Collection is open for research.
Preliminary container list available online.
Benjamin Boreman Stout worked as a a forestry researcher, professor and university administrator before moving to Oregon in 1985, where he continued his work as a researcher, advocate, and writer. A native of West Virginia, Stout earned a BS in forestry from West Virginia University in 1947, a Master of Forestry in silviculture from Harvard University in 1950, and a Ph.D. in ecology from Rutgers University in 1967. He served as manager of Harvard University's Black Rock Research Forest in Cornwall, New York from 1950 to 1959 when he joined the faculty of Rutgers University in forestry. He was appointed an Associate Provost at Rutgers during his tenure there and became Dean of Forestry at the University of Montana in 1978. His research interests were hardwood silviculture, biophysical relationships in trees, and analysis of complex ecological systems.
In 1985, he joined the West Coast Regional Center of the National Council of the Paper Industry for Air and Stream Improvement (NCASI) in Corvallis, Oregon as the National Air Quality/Forest Health Program Manager. He retired from the position in 1988 and moved to Albany, Oregon.
Stout remained active during his retirement as a researcher, writer, and advocate in forestry and natural resources issues. He served as the senior natural resources advisor for his local state legislator, Liz Van Leeuwen, and on the Board of Directors of the Oregon State Fish Hatchery. From 1988 to 2002, he held a courtesy appointment in the Oregon State University College of Forestry.

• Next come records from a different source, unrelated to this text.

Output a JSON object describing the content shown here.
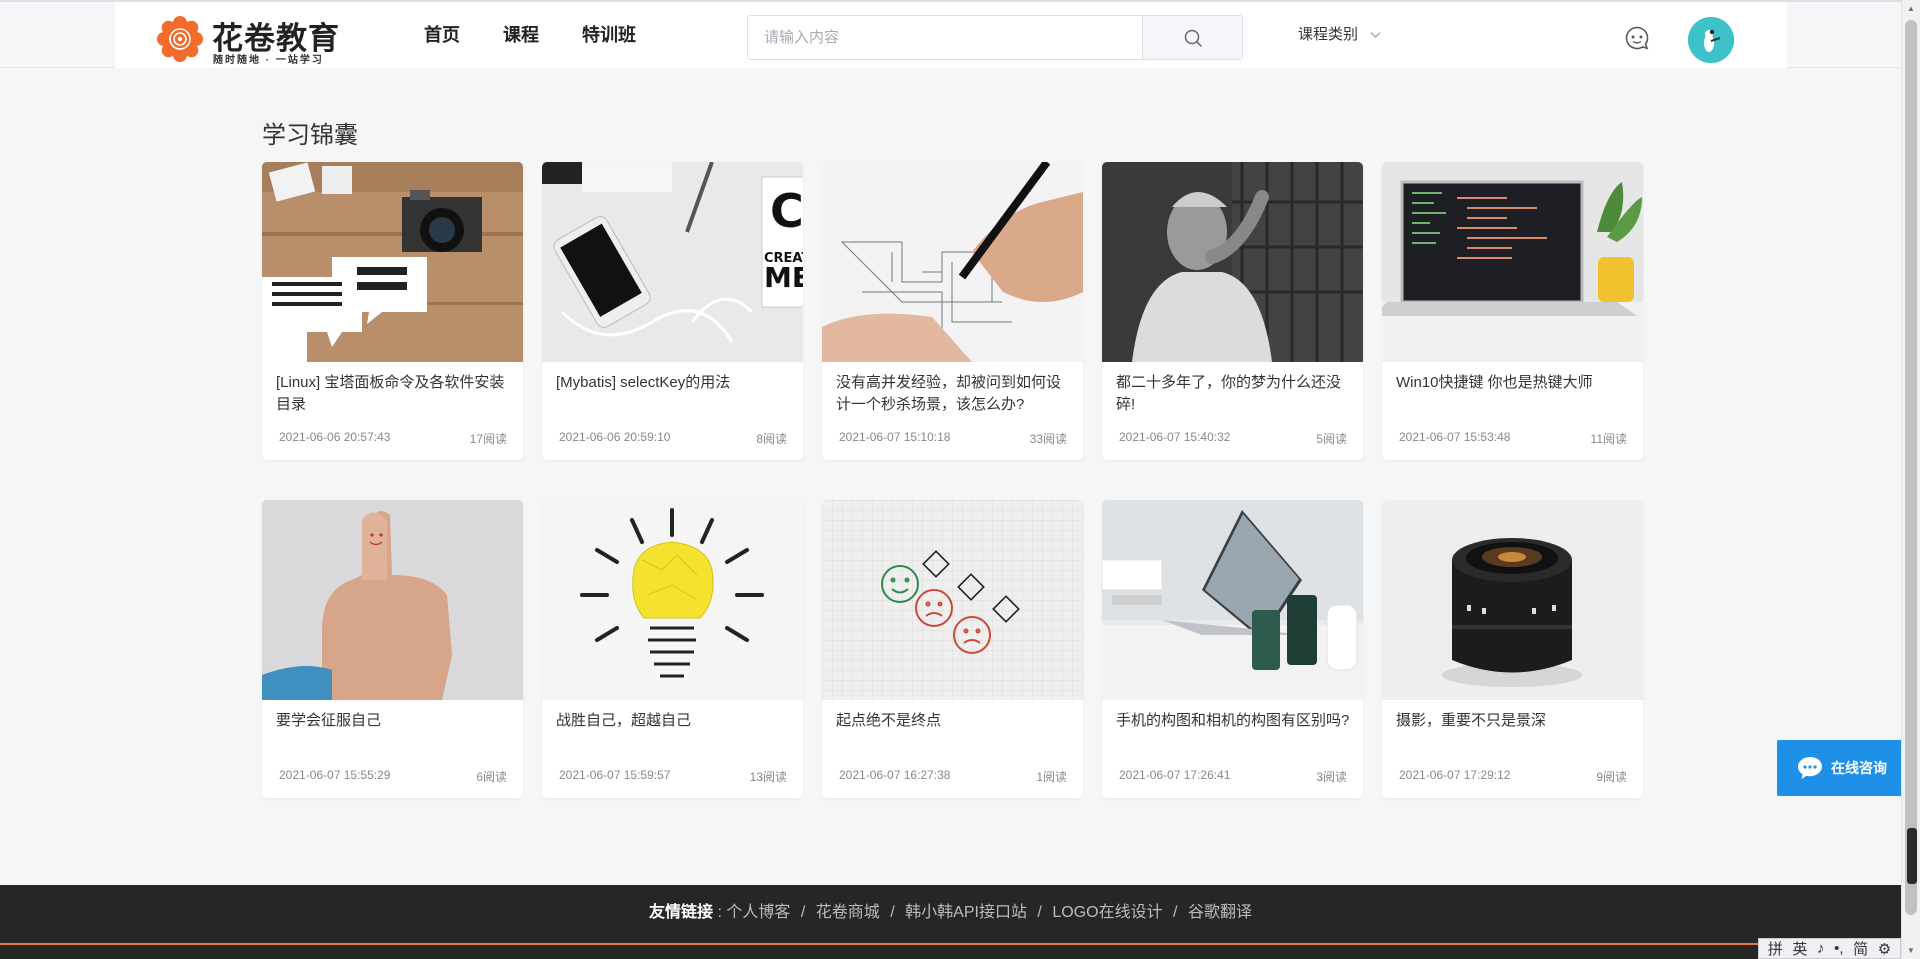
{
  "header": {
    "logo_title": "花卷教育",
    "logo_slogan": "随时随地 · 一站学习",
    "nav": [
      "首页",
      "课程",
      "特训班"
    ],
    "search_placeholder": "请输入内容",
    "category_label": "课程类别"
  },
  "main": {
    "section_title": "学习锦囊",
    "articles": [
      {
        "title": "[Linux] 宝塔面板命令及各软件安装目录",
        "date": "2021-06-06 20:57:43",
        "reads": "17阅读"
      },
      {
        "title": "[Mybatis] selectKey的用法",
        "date": "2021-06-06 20:59:10",
        "reads": "8阅读"
      },
      {
        "title": "没有高并发经验，却被问到如何设计一个秒杀场景，该怎么办?",
        "date": "2021-06-07 15:10:18",
        "reads": "33阅读"
      },
      {
        "title": "都二十多年了，你的梦为什么还没碎!",
        "date": "2021-06-07 15:40:32",
        "reads": "5阅读"
      },
      {
        "title": "Win10快捷键 你也是热键大师",
        "date": "2021-06-07 15:53:48",
        "reads": "11阅读"
      },
      {
        "title": "要学会征服自己",
        "date": "2021-06-07 15:55:29",
        "reads": "6阅读"
      },
      {
        "title": "战胜自己，超越自己",
        "date": "2021-06-07 15:59:57",
        "reads": "13阅读"
      },
      {
        "title": "起点绝不是终点",
        "date": "2021-06-07 16:27:38",
        "reads": "1阅读"
      },
      {
        "title": "手机的构图和相机的构图有区别吗?",
        "date": "2021-06-07 17:26:41",
        "reads": "3阅读"
      },
      {
        "title": "摄影，重要不只是景深",
        "date": "2021-06-07 17:29:12",
        "reads": "9阅读"
      }
    ]
  },
  "footer": {
    "label": "友情链接",
    "colon": ":",
    "links": [
      "个人博客",
      "花卷商城",
      "韩小韩API接口站",
      "LOGO在线设计",
      "谷歌翻译"
    ],
    "separator": "/"
  },
  "widgets": {
    "consult_label": "在线咨询",
    "ime_items": [
      "拼",
      "英",
      "♪",
      "•,",
      "简",
      "⚙"
    ]
  },
  "colors": {
    "brand_orange": "#f26b2b",
    "footer_bg": "#262626",
    "footer_accent": "#e8773a",
    "consult_blue": "#1e90e8",
    "avatar_teal": "#3cc2c8"
  }
}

He authored numerous scientific articles and two books on natural resources, including The Northern Spotted Owl: An Oregon View which describes the history of northwest forest legislation in the the 1980s and 1990s. Stout died in 2007.
The Benjamin B. Stout Papers consist of materials created and assembled by Stout in the course of his work as a forestry researcher, university professor and administrator, writer, and advisor and advocate on natural resources policy. The Papers include articles, essays, and other publications; correspondence; presentations and speeches; research data; and reference materials. Stout's publications and presentations reflect a diversity of topics, including forest monitoring programs, declines in pine growth, forest growth simulation, and height-diameter studies of trees as a sign of productivity. Correspondents represented in the collection include fellow academics, including Hugh Raup; foresters; governmental agencies; natural resource organizations; and state and federal legislators including Oregon State Representative Liz Van Leeuwen, Congressmen Mike Kopetski and Peter De Fazio, and Senators Ron Wyden and Gordon Smith. The collection also includes materials documenting Stout's work for the National Council of the Paper Industry for Air and Stream Improvement such as research publications, conference and workshop presentations, correspondence with academic colleagues.
The reference materials comprise about a third of the collection and include reports, publications, newspaper clippings, maps, and articles documenting various forestry, ecology, and natural resource management topics. In addition to the controversial listing of the northern spotted owl and marbled murrelet as protected endangered species in Oregon, the materials address global warming, historical overviews of the timber industry in Oregon, cumulative effects of forest practices in Oregon, and Harvard University's research forest.